[Page and application data records]
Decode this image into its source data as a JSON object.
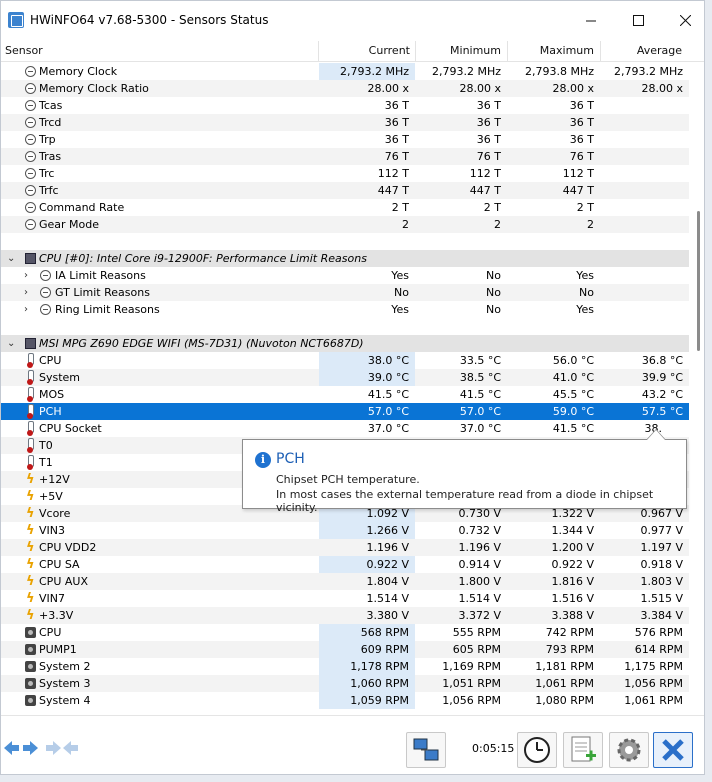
{
  "window": {
    "title": "HWiNFO64 v7.68-5300 - Sensors Status",
    "minimize": "—",
    "maximize": "☐",
    "close": "✕"
  },
  "columns": {
    "sensor": "Sensor",
    "current": "Current",
    "minimum": "Minimum",
    "maximum": "Maximum",
    "average": "Average"
  },
  "memory_rows": [
    {
      "name": "Memory Clock",
      "current": "2,793.2 MHz",
      "minimum": "2,793.2 MHz",
      "maximum": "2,793.8 MHz",
      "average": "2,793.2 MHz"
    },
    {
      "name": "Memory Clock Ratio",
      "current": "28.00 x",
      "minimum": "28.00 x",
      "maximum": "28.00 x",
      "average": "28.00 x"
    },
    {
      "name": "Tcas",
      "current": "36 T",
      "minimum": "36 T",
      "maximum": "36 T",
      "average": ""
    },
    {
      "name": "Trcd",
      "current": "36 T",
      "minimum": "36 T",
      "maximum": "36 T",
      "average": ""
    },
    {
      "name": "Trp",
      "current": "36 T",
      "minimum": "36 T",
      "maximum": "36 T",
      "average": ""
    },
    {
      "name": "Tras",
      "current": "76 T",
      "minimum": "76 T",
      "maximum": "76 T",
      "average": ""
    },
    {
      "name": "Trc",
      "current": "112 T",
      "minimum": "112 T",
      "maximum": "112 T",
      "average": ""
    },
    {
      "name": "Trfc",
      "current": "447 T",
      "minimum": "447 T",
      "maximum": "447 T",
      "average": ""
    },
    {
      "name": "Command Rate",
      "current": "2 T",
      "minimum": "2 T",
      "maximum": "2 T",
      "average": ""
    },
    {
      "name": "Gear Mode",
      "current": "2",
      "minimum": "2",
      "maximum": "2",
      "average": ""
    }
  ],
  "cpu_group": {
    "title": "CPU [#0]: Intel Core i9-12900F: Performance Limit Reasons",
    "rows": [
      {
        "name": "IA Limit Reasons",
        "current": "Yes",
        "minimum": "No",
        "maximum": "Yes",
        "average": ""
      },
      {
        "name": "GT Limit Reasons",
        "current": "No",
        "minimum": "No",
        "maximum": "No",
        "average": ""
      },
      {
        "name": "Ring Limit Reasons",
        "current": "Yes",
        "minimum": "No",
        "maximum": "Yes",
        "average": ""
      }
    ]
  },
  "mb_group": {
    "title": "MSI MPG Z690 EDGE WIFI (MS-7D31) (Nuvoton NCT6687D)",
    "rows": [
      {
        "name": "CPU",
        "kind": "temp",
        "current": "38.0 °C",
        "minimum": "33.5 °C",
        "maximum": "56.0 °C",
        "average": "36.8 °C"
      },
      {
        "name": "System",
        "kind": "temp",
        "current": "39.0 °C",
        "minimum": "38.5 °C",
        "maximum": "41.0 °C",
        "average": "39.9 °C"
      },
      {
        "name": "MOS",
        "kind": "temp",
        "current": "41.5 °C",
        "minimum": "41.5 °C",
        "maximum": "45.5 °C",
        "average": "43.2 °C"
      },
      {
        "name": "PCH",
        "kind": "temp",
        "current": "57.0 °C",
        "minimum": "57.0 °C",
        "maximum": "59.0 °C",
        "average": "57.5 °C"
      },
      {
        "name": "CPU Socket",
        "kind": "temp",
        "current": "37.0 °C",
        "minimum": "37.0 °C",
        "maximum": "41.5 °C",
        "average": "38."
      },
      {
        "name": "T0",
        "kind": "temp",
        "current": "",
        "minimum": "",
        "maximum": "",
        "average": ""
      },
      {
        "name": "T1",
        "kind": "temp",
        "current": "",
        "minimum": "",
        "maximum": "",
        "average": ""
      },
      {
        "name": "+12V",
        "kind": "volt",
        "current": "",
        "minimum": "",
        "maximum": "",
        "average": ""
      },
      {
        "name": "+5V",
        "kind": "volt",
        "current": "",
        "minimum": "",
        "maximum": "",
        "average": ""
      },
      {
        "name": "Vcore",
        "kind": "volt",
        "current": "1.092 V",
        "minimum": "0.730 V",
        "maximum": "1.322 V",
        "average": "0.967 V"
      },
      {
        "name": "VIN3",
        "kind": "volt",
        "current": "1.266 V",
        "minimum": "0.732 V",
        "maximum": "1.344 V",
        "average": "0.977 V"
      },
      {
        "name": "CPU VDD2",
        "kind": "volt",
        "current": "1.196 V",
        "minimum": "1.196 V",
        "maximum": "1.200 V",
        "average": "1.197 V"
      },
      {
        "name": "CPU SA",
        "kind": "volt",
        "current": "0.922 V",
        "minimum": "0.914 V",
        "maximum": "0.922 V",
        "average": "0.918 V"
      },
      {
        "name": "CPU AUX",
        "kind": "volt",
        "current": "1.804 V",
        "minimum": "1.800 V",
        "maximum": "1.816 V",
        "average": "1.803 V"
      },
      {
        "name": "VIN7",
        "kind": "volt",
        "current": "1.514 V",
        "minimum": "1.514 V",
        "maximum": "1.516 V",
        "average": "1.515 V"
      },
      {
        "name": "+3.3V",
        "kind": "volt",
        "current": "3.380 V",
        "minimum": "3.372 V",
        "maximum": "3.388 V",
        "average": "3.384 V"
      },
      {
        "name": "CPU",
        "kind": "fan",
        "current": "568 RPM",
        "minimum": "555 RPM",
        "maximum": "742 RPM",
        "average": "576 RPM"
      },
      {
        "name": "PUMP1",
        "kind": "fan",
        "current": "609 RPM",
        "minimum": "605 RPM",
        "maximum": "793 RPM",
        "average": "614 RPM"
      },
      {
        "name": "System 2",
        "kind": "fan",
        "current": "1,178 RPM",
        "minimum": "1,169 RPM",
        "maximum": "1,181 RPM",
        "average": "1,175 RPM"
      },
      {
        "name": "System 3",
        "kind": "fan",
        "current": "1,060 RPM",
        "minimum": "1,051 RPM",
        "maximum": "1,061 RPM",
        "average": "1,056 RPM"
      },
      {
        "name": "System 4",
        "kind": "fan",
        "current": "1,059 RPM",
        "minimum": "1,056 RPM",
        "maximum": "1,080 RPM",
        "average": "1,061 RPM"
      }
    ]
  },
  "tooltip": {
    "title": "PCH",
    "line1": "Chipset PCH temperature.",
    "line2": "In most cases the external temperature read from a diode in chipset vicinity."
  },
  "toolbar": {
    "timer": "0:05:15"
  },
  "colors": {
    "selection": "#0a74d5",
    "current_highlight": "#dceaf8",
    "group_row": "#e3e3e3",
    "tooltip_title": "#1d5fb5"
  }
}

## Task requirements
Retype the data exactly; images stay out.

## Solution to this exercise
Decode this image into its source data as a JSON object.
{
  "window": {
    "title": "HWiNFO64 v7.68-5300 - Sensors Status",
    "minimize": "—",
    "maximize": "☐",
    "close": "✕"
  },
  "columns": {
    "sensor": "Sensor",
    "current": "Current",
    "minimum": "Minimum",
    "maximum": "Maximum",
    "average": "Average"
  },
  "memory_rows": [
    {
      "name": "Memory Clock",
      "current": "2,793.2 MHz",
      "minimum": "2,793.2 MHz",
      "maximum": "2,793.8 MHz",
      "average": "2,793.2 MHz"
    },
    {
      "name": "Memory Clock Ratio",
      "current": "28.00 x",
      "minimum": "28.00 x",
      "maximum": "28.00 x",
      "average": "28.00 x"
    },
    {
      "name": "Tcas",
      "current": "36 T",
      "minimum": "36 T",
      "maximum": "36 T",
      "average": ""
    },
    {
      "name": "Trcd",
      "current": "36 T",
      "minimum": "36 T",
      "maximum": "36 T",
      "average": ""
    },
    {
      "name": "Trp",
      "current": "36 T",
      "minimum": "36 T",
      "maximum": "36 T",
      "average": ""
    },
    {
      "name": "Tras",
      "current": "76 T",
      "minimum": "76 T",
      "maximum": "76 T",
      "average": ""
    },
    {
      "name": "Trc",
      "current": "112 T",
      "minimum": "112 T",
      "maximum": "112 T",
      "average": ""
    },
    {
      "name": "Trfc",
      "current": "447 T",
      "minimum": "447 T",
      "maximum": "447 T",
      "average": ""
    },
    {
      "name": "Command Rate",
      "current": "2 T",
      "minimum": "2 T",
      "maximum": "2 T",
      "average": ""
    },
    {
      "name": "Gear Mode",
      "current": "2",
      "minimum": "2",
      "maximum": "2",
      "average": ""
    }
  ],
  "cpu_group": {
    "title": "CPU [#0]: Intel Core i9-12900F: Performance Limit Reasons",
    "rows": [
      {
        "name": "IA Limit Reasons",
        "current": "Yes",
        "minimum": "No",
        "maximum": "Yes",
        "average": ""
      },
      {
        "name": "GT Limit Reasons",
        "current": "No",
        "minimum": "No",
        "maximum": "No",
        "average": ""
      },
      {
        "name": "Ring Limit Reasons",
        "current": "Yes",
        "minimum": "No",
        "maximum": "Yes",
        "average": ""
      }
    ]
  },
  "mb_group": {
    "title": "MSI MPG Z690 EDGE WIFI (MS-7D31) (Nuvoton NCT6687D)",
    "rows": [
      {
        "name": "CPU",
        "kind": "temp",
        "current": "38.0 °C",
        "minimum": "33.5 °C",
        "maximum": "56.0 °C",
        "average": "36.8 °C"
      },
      {
        "name": "System",
        "kind": "temp",
        "current": "39.0 °C",
        "minimum": "38.5 °C",
        "maximum": "41.0 °C",
        "average": "39.9 °C"
      },
      {
        "name": "MOS",
        "kind": "temp",
        "current": "41.5 °C",
        "minimum": "41.5 °C",
        "maximum": "45.5 °C",
        "average": "43.2 °C"
      },
      {
        "name": "PCH",
        "kind": "temp",
        "current": "57.0 °C",
        "minimum": "57.0 °C",
        "maximum": "59.0 °C",
        "average": "57.5 °C"
      },
      {
        "name": "CPU Socket",
        "kind": "temp",
        "current": "37.0 °C",
        "minimum": "37.0 °C",
        "maximum": "41.5 °C",
        "average": "38."
      },
      {
        "name": "T0",
        "kind": "temp",
        "current": "",
        "minimum": "",
        "maximum": "",
        "average": ""
      },
      {
        "name": "T1",
        "kind": "temp",
        "current": "",
        "minimum": "",
        "maximum": "",
        "average": ""
      },
      {
        "name": "+12V",
        "kind": "volt",
        "current": "",
        "minimum": "",
        "maximum": "",
        "average": ""
      },
      {
        "name": "+5V",
        "kind": "volt",
        "current": "",
        "minimum": "",
        "maximum": "",
        "average": ""
      },
      {
        "name": "Vcore",
        "kind": "volt",
        "current": "1.092 V",
        "minimum": "0.730 V",
        "maximum": "1.322 V",
        "average": "0.967 V"
      },
      {
        "name": "VIN3",
        "kind": "volt",
        "current": "1.266 V",
        "minimum": "0.732 V",
        "maximum": "1.344 V",
        "average": "0.977 V"
      },
      {
        "name": "CPU VDD2",
        "kind": "volt",
        "current": "1.196 V",
        "minimum": "1.196 V",
        "maximum": "1.200 V",
        "average": "1.197 V"
      },
      {
        "name": "CPU SA",
        "kind": "volt",
        "current": "0.922 V",
        "minimum": "0.914 V",
        "maximum": "0.922 V",
        "average": "0.918 V"
      },
      {
        "name": "CPU AUX",
        "kind": "volt",
        "current": "1.804 V",
        "minimum": "1.800 V",
        "maximum": "1.816 V",
        "average": "1.803 V"
      },
      {
        "name": "VIN7",
        "kind": "volt",
        "current": "1.514 V",
        "minimum": "1.514 V",
        "maximum": "1.516 V",
        "average": "1.515 V"
      },
      {
        "name": "+3.3V",
        "kind": "volt",
        "current": "3.380 V",
        "minimum": "3.372 V",
        "maximum": "3.388 V",
        "average": "3.384 V"
      },
      {
        "name": "CPU",
        "kind": "fan",
        "current": "568 RPM",
        "minimum": "555 RPM",
        "maximum": "742 RPM",
        "average": "576 RPM"
      },
      {
        "name": "PUMP1",
        "kind": "fan",
        "current": "609 RPM",
        "minimum": "605 RPM",
        "maximum": "793 RPM",
        "average": "614 RPM"
      },
      {
        "name": "System 2",
        "kind": "fan",
        "current": "1,178 RPM",
        "minimum": "1,169 RPM",
        "maximum": "1,181 RPM",
        "average": "1,175 RPM"
      },
      {
        "name": "System 3",
        "kind": "fan",
        "current": "1,060 RPM",
        "minimum": "1,051 RPM",
        "maximum": "1,061 RPM",
        "average": "1,056 RPM"
      },
      {
        "name": "System 4",
        "kind": "fan",
        "current": "1,059 RPM",
        "minimum": "1,056 RPM",
        "maximum": "1,080 RPM",
        "average": "1,061 RPM"
      }
    ]
  },
  "tooltip": {
    "title": "PCH",
    "line1": "Chipset PCH temperature.",
    "line2": "In most cases the external temperature read from a diode in chipset vicinity."
  },
  "toolbar": {
    "timer": "0:05:15"
  },
  "colors": {
    "selection": "#0a74d5",
    "current_highlight": "#dceaf8",
    "group_row": "#e3e3e3",
    "tooltip_title": "#1d5fb5"
  }
}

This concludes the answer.